I can understand it, if maybe you worked 20 hours a week for a company doing something like digital asset management. This way you'd have more stability, while being able to work 20+ hours as a photographer.
That is what I did for about 6 years, as my back pain became worse and I wasn't able to do as much location work in photography as in the past. I worked in the studio 3 days a week, and on related "consulting" or long term projects the remainder. Of course, consulting can be scaled up or down, and you retain much of the same work mode as freelance photography, so it can be a good fit. At the time it also gave me access to state of the art equipment - an A2 size scanner, for example.
But the main reason why I did not pushed LF further, is the way I want to learn: next to an experienced LF master, not in a school or through internet neither by myself in this case. A kind of "renaissance way to learn" if I can say.
We have chatted quite a bit about LF in the past. This is no way meanty as a criticism - just a thought starter.
I think what you mean, and may need, is the ability to work with an artist, or poet, in a sort of post-graduate class. I am thinking in terms of the tyes of "workshops" that are common in the US in the summer, at Santa Fe, Maine, and Anderson Ranch. And I am thinking of the chance to do an intensive workshop with someone like Alec Soth, a true poet and master and very accomplished photographer - member of Magnum, etc. - who has been on a meterioc rise throughthe profession.
Or Robert Polidori, or Sylvia Plachy, or Robert Adams - you get my drift. Creative masters who think deeply about the medium. You sort of "pick your poison" - the folks who might fit your style/need at the time - and each summer you try to draw out enough ideas and critique and inspioration to keep you going for another year. ICP in New York also has some great workshops - Master Critique with Mark Ellen Mark, The Extraordinary Portrait with Amy Arbus, etc.
But, what I think you don't need, is someone to teach you LF per se. That is the distinction, perhaps, between taking a course in electronic engineering, and a course in soldering. Soldering, while useful, is just a technical skill that doesn't engage the whole being, as a good teacher will.

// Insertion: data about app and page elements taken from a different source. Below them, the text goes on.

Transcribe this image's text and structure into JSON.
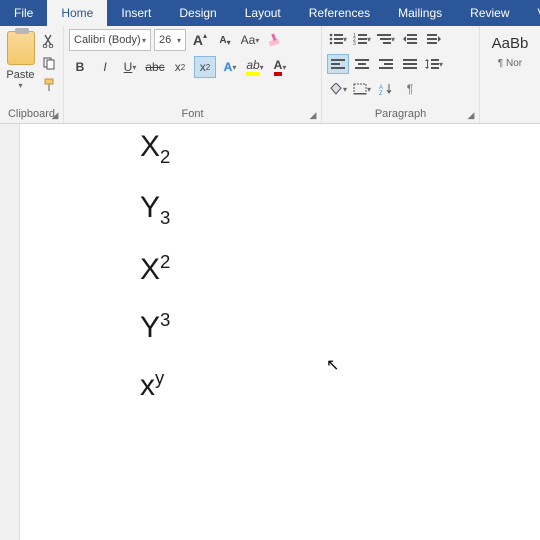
{
  "menubar": {
    "tabs": [
      "File",
      "Home",
      "Insert",
      "Design",
      "Layout",
      "References",
      "Mailings",
      "Review",
      "Vi"
    ],
    "active": "Home"
  },
  "clipboard": {
    "paste": "Paste",
    "label": "Clipboard"
  },
  "font": {
    "name": "Calibri (Body)",
    "size": "26",
    "changeCase": "Aa",
    "textColor": "A",
    "highlight": "ab",
    "effects": "A",
    "subscript": "x",
    "sub_sub": "2",
    "superscript": "x",
    "sup_sup": "2",
    "bigA": "A",
    "smallA": "A",
    "label": "Font"
  },
  "paragraph": {
    "label": "Paragraph",
    "pilcrow": "¶"
  },
  "styles": {
    "preview": "AaBb",
    "name": "¶ Nor"
  },
  "document": {
    "lines": [
      {
        "base": "X",
        "script": "2",
        "type": "sub"
      },
      {
        "base": "Y",
        "script": "3",
        "type": "sub"
      },
      {
        "base": "X",
        "script": "2",
        "type": "sup"
      },
      {
        "base": "Y",
        "script": "3",
        "type": "sup"
      },
      {
        "base": "x",
        "script": "y",
        "type": "sup"
      }
    ]
  }
}
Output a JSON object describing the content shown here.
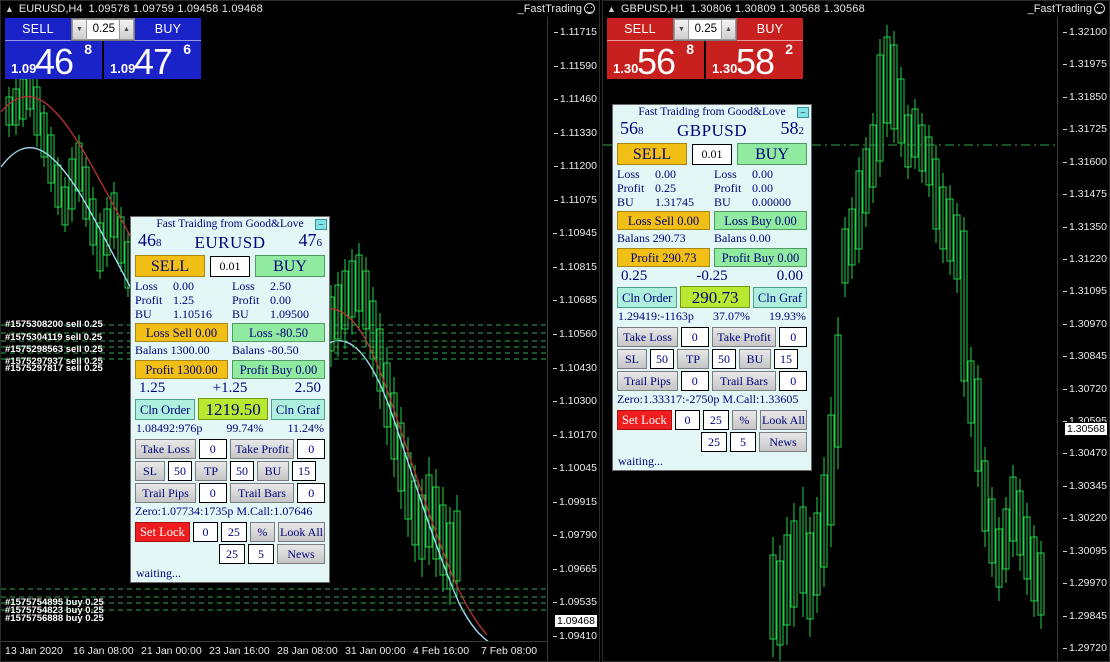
{
  "charts": [
    {
      "id": "left",
      "header": {
        "symbol": "EURUSD,H4",
        "ohlc": "1.09578 1.09759 1.09458 1.09468",
        "right_label": "_FastTrading",
        "smiley_icon": "smiley-icon",
        "arrow_icon": "triangle-up-icon"
      },
      "oneclick": {
        "sell_label": "SELL",
        "buy_label": "BUY",
        "volume": "0.25",
        "down_icon": "chevron-down-icon",
        "up_icon": "chevron-up-icon",
        "sell_price": {
          "prefix": "1.09",
          "big": "46",
          "sup": "8"
        },
        "buy_price": {
          "prefix": "1.09",
          "big": "47",
          "sup": "6"
        },
        "color": "#1a23c8"
      },
      "price_ticks": [
        "1.11715",
        "1.11590",
        "1.11460",
        "1.11330",
        "1.11200",
        "1.11075",
        "1.10945",
        "1.10815",
        "1.10685",
        "1.10560",
        "1.10430",
        "1.10300",
        "1.10170",
        "1.10045",
        "1.09915",
        "1.09790",
        "1.09665",
        "1.09535",
        "1.09410"
      ],
      "current_price": "1.09468",
      "time_ticks": [
        "13 Jan 2020",
        "16 Jan 08:00",
        "21 Jan 00:00",
        "23 Jan 16:00",
        "28 Jan 08:00",
        "31 Jan 00:00",
        "4 Feb 16:00",
        "7 Feb 08:00"
      ],
      "order_labels": [
        "#1575308200 sell 0.25",
        "#1575304119 sell 0.25",
        "#1575298563 sell 0.25",
        "#1575297937 sell 0.25",
        "#1575297817 sell 0.25",
        "#1575754895 buy 0.25",
        "#1575754823 buy 0.25",
        "#1575756888 buy 0.25"
      ]
    },
    {
      "id": "right",
      "header": {
        "symbol": "GBPUSD,H1",
        "ohlc": "1.30806 1.30809 1.30568 1.30568",
        "right_label": "_FastTrading",
        "smiley_icon": "smiley-icon",
        "arrow_icon": "triangle-up-icon"
      },
      "oneclick": {
        "sell_label": "SELL",
        "buy_label": "BUY",
        "volume": "0.25",
        "down_icon": "chevron-down-icon",
        "up_icon": "chevron-up-icon",
        "sell_price": {
          "prefix": "1.30",
          "big": "56",
          "sup": "8"
        },
        "buy_price": {
          "prefix": "1.30",
          "big": "58",
          "sup": "2"
        },
        "color": "#c81f1f"
      },
      "price_ticks": [
        "1.32100",
        "1.31975",
        "1.31850",
        "1.31725",
        "1.31600",
        "1.31475",
        "1.31350",
        "1.31220",
        "1.31095",
        "1.30970",
        "1.30845",
        "1.30720",
        "1.30595",
        "1.30470",
        "1.30345",
        "1.30220",
        "1.30095",
        "1.29970",
        "1.29845",
        "1.29720"
      ],
      "current_price": "1.30568",
      "time_ticks": [],
      "order_labels": []
    }
  ],
  "panels": [
    {
      "id": "eurusd-panel",
      "title": "Fast Traiding from Good&Love",
      "minimize_label": "–",
      "bid": "46",
      "bid_sub": "8",
      "symbol": "EURUSD",
      "ask": "47",
      "ask_sub": "6",
      "sell_label": "SELL",
      "buy_label": "BUY",
      "lot": "0.01",
      "sell_col": {
        "loss_label": "Loss",
        "loss_value": "0.00",
        "profit_label": "Profit",
        "profit_value": "1.25",
        "bu_label": "BU",
        "bu_value": "1.10516",
        "loss_btn": "Loss Sell 0.00",
        "balans_label": "Balans",
        "balans_value": "1300.00",
        "profit_btn": "Profit 1300.00"
      },
      "buy_col": {
        "loss_label": "Loss",
        "loss_value": "2.50",
        "profit_label": "Profit",
        "profit_value": "0.00",
        "bu_label": "BU",
        "bu_value": "1.09500",
        "loss_btn": "Loss -80.50",
        "balans_label": "Balans",
        "balans_value": "-80.50",
        "profit_btn": "Profit Buy 0.00"
      },
      "triple": {
        "left": "1.25",
        "mid": "+1.25",
        "right": "2.50"
      },
      "cln_order": "Cln Order",
      "total": "1219.50",
      "cln_graf": "Cln Graf",
      "stats": {
        "left": "1.08492:976p",
        "mid": "99.74%",
        "right": "11.24%"
      },
      "take_loss_label": "Take Loss",
      "take_loss_value": "0",
      "take_profit_label": "Take Profit",
      "take_profit_value": "0",
      "sl_label": "SL",
      "sl_value": "50",
      "tp_label": "TP",
      "tp_value": "50",
      "bu_label": "BU",
      "bu_value": "15",
      "trail_pips_label": "Trail Pips",
      "trail_pips_value": "0",
      "trail_bars_label": "Trail Bars",
      "trail_bars_value": "0",
      "zero_line": "Zero:1.07734:1735p   M.Call:1.07646",
      "set_lock": "Set Lock",
      "lock_v1": "0",
      "lock_v2": "25",
      "pct_label": "%",
      "look_all": "Look All",
      "row_v1": "25",
      "row_v2": "5",
      "news_label": "News",
      "status": "waiting..."
    },
    {
      "id": "gbpusd-panel",
      "title": "Fast Traiding from Good&Love",
      "minimize_label": "–",
      "bid": "56",
      "bid_sub": "8",
      "symbol": "GBPUSD",
      "ask": "58",
      "ask_sub": "2",
      "sell_label": "SELL",
      "buy_label": "BUY",
      "lot": "0.01",
      "sell_col": {
        "loss_label": "Loss",
        "loss_value": "0.00",
        "profit_label": "Profit",
        "profit_value": "0.25",
        "bu_label": "BU",
        "bu_value": "1.31745",
        "loss_btn": "Loss Sell 0.00",
        "balans_label": "Balans",
        "balans_value": "290.73",
        "profit_btn": "Profit 290.73"
      },
      "buy_col": {
        "loss_label": "Loss",
        "loss_value": "0.00",
        "profit_label": "Profit",
        "profit_value": "0.00",
        "bu_label": "BU",
        "bu_value": "0.00000",
        "loss_btn": "Loss Buy 0.00",
        "balans_label": "Balans",
        "balans_value": "0.00",
        "profit_btn": "Profit Buy 0.00"
      },
      "triple": {
        "left": "0.25",
        "mid": "-0.25",
        "right": "0.00"
      },
      "cln_order": "Cln Order",
      "total": "290.73",
      "cln_graf": "Cln Graf",
      "stats": {
        "left": "1.29419:-1163p",
        "mid": "37.07%",
        "right": "19.93%"
      },
      "take_loss_label": "Take Loss",
      "take_loss_value": "0",
      "take_profit_label": "Take Profit",
      "take_profit_value": "0",
      "sl_label": "SL",
      "sl_value": "50",
      "tp_label": "TP",
      "tp_value": "50",
      "bu_label": "BU",
      "bu_value": "15",
      "trail_pips_label": "Trail Pips",
      "trail_pips_value": "0",
      "trail_bars_label": "Trail Bars",
      "trail_bars_value": "0",
      "zero_line": "Zero:1.33317:-2750p  M.Call:1.33605",
      "set_lock": "Set Lock",
      "lock_v1": "0",
      "lock_v2": "25",
      "pct_label": "%",
      "look_all": "Look All",
      "row_v1": "25",
      "row_v2": "5",
      "news_label": "News",
      "status": "waiting..."
    }
  ],
  "colors": {
    "bull_candle": "#24d24a",
    "ma_red": "#b03030",
    "ma_blue": "#9fd8f0",
    "level_green": "#2fa84f",
    "chart_bg": "#000000",
    "panel_bg": "#e3f7f7",
    "panel_text": "#00007a"
  }
}
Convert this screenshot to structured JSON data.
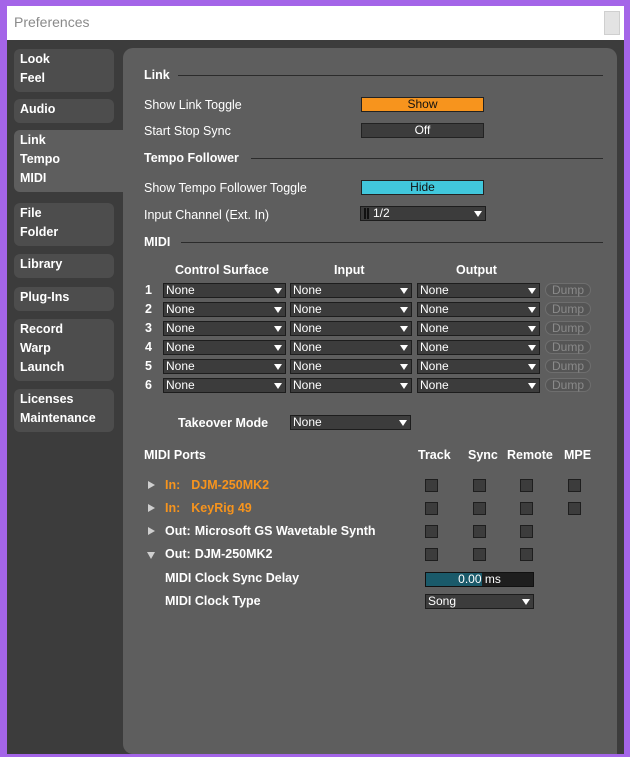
{
  "window": {
    "title": "Preferences"
  },
  "sidebar": {
    "items": [
      {
        "lines": [
          "Look",
          "Feel"
        ]
      },
      {
        "lines": [
          "Audio"
        ]
      },
      {
        "lines": [
          "Link",
          "Tempo",
          "MIDI"
        ],
        "active": true
      },
      {
        "lines": [
          "File",
          "Folder"
        ]
      },
      {
        "lines": [
          "Library"
        ]
      },
      {
        "lines": [
          "Plug-Ins"
        ]
      },
      {
        "lines": [
          "Record",
          "Warp",
          "Launch"
        ]
      },
      {
        "lines": [
          "Licenses",
          "Maintenance"
        ]
      }
    ]
  },
  "link": {
    "section_title": "Link",
    "show_link_toggle_label": "Show Link Toggle",
    "show_link_toggle_value": "Show",
    "start_stop_sync_label": "Start Stop Sync",
    "start_stop_sync_value": "Off"
  },
  "tempo_follower": {
    "section_title": "Tempo Follower",
    "toggle_label": "Show Tempo Follower Toggle",
    "toggle_value": "Hide",
    "input_channel_label": "Input Channel (Ext. In)",
    "input_channel_value": "1/2"
  },
  "midi": {
    "section_title": "MIDI",
    "col_control_surface": "Control Surface",
    "col_input": "Input",
    "col_output": "Output",
    "dump_label": "Dump",
    "rows": [
      {
        "num": "1",
        "surface": "None",
        "input": "None",
        "output": "None"
      },
      {
        "num": "2",
        "surface": "None",
        "input": "None",
        "output": "None"
      },
      {
        "num": "3",
        "surface": "None",
        "input": "None",
        "output": "None"
      },
      {
        "num": "4",
        "surface": "None",
        "input": "None",
        "output": "None"
      },
      {
        "num": "5",
        "surface": "None",
        "input": "None",
        "output": "None"
      },
      {
        "num": "6",
        "surface": "None",
        "input": "None",
        "output": "None"
      }
    ],
    "takeover_label": "Takeover Mode",
    "takeover_value": "None"
  },
  "midi_ports": {
    "title": "MIDI Ports",
    "col_track": "Track",
    "col_sync": "Sync",
    "col_remote": "Remote",
    "col_mpe": "MPE",
    "ports": [
      {
        "prefix": "In:",
        "name": "DJM-250MK2",
        "expanded": false,
        "mpe": true
      },
      {
        "prefix": "In:",
        "name": "KeyRig 49",
        "expanded": false,
        "mpe": true
      },
      {
        "prefix": "Out:",
        "name": "Microsoft GS Wavetable Synth",
        "expanded": false,
        "mpe": false
      },
      {
        "prefix": "Out:",
        "name": "DJM-250MK2",
        "expanded": true,
        "mpe": false
      }
    ],
    "clock_sync_delay_label": "MIDI Clock Sync Delay",
    "clock_sync_delay_value": "0.00",
    "clock_sync_delay_unit": "ms",
    "clock_type_label": "MIDI Clock Type",
    "clock_type_value": "Song"
  },
  "colors": {
    "accent_orange": "#f7941d",
    "accent_cyan": "#41c7dc",
    "window_frame": "#a465e8"
  }
}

For someone like Alec Soth, for example, I would recommend that you astart reading his old blog from beginning to end. It is/was a true post graduate education in the art of photography. The same with his new blog to a lesser extent - Little Brown Mushroom:http://littlebrownmushroom.wordpress.com/
Then take a workshop with him, get feedback after another 2 months of working on your own, etc.
In the US there is a group called SPE - Society for Photographic Education - that brings together a number of academic (university) professors each year for a conference,. It is nicve to be able to see he personal work they are doing and to get in touch with others struggling to do creative work - trying to find models for long term projects, etc. I am no sure if anything like that is available there.http://www.spenational.org/conference/conf...akers_2009.htmlhttp://www.spenational.org/conference/conf...rence_Flyer.pdf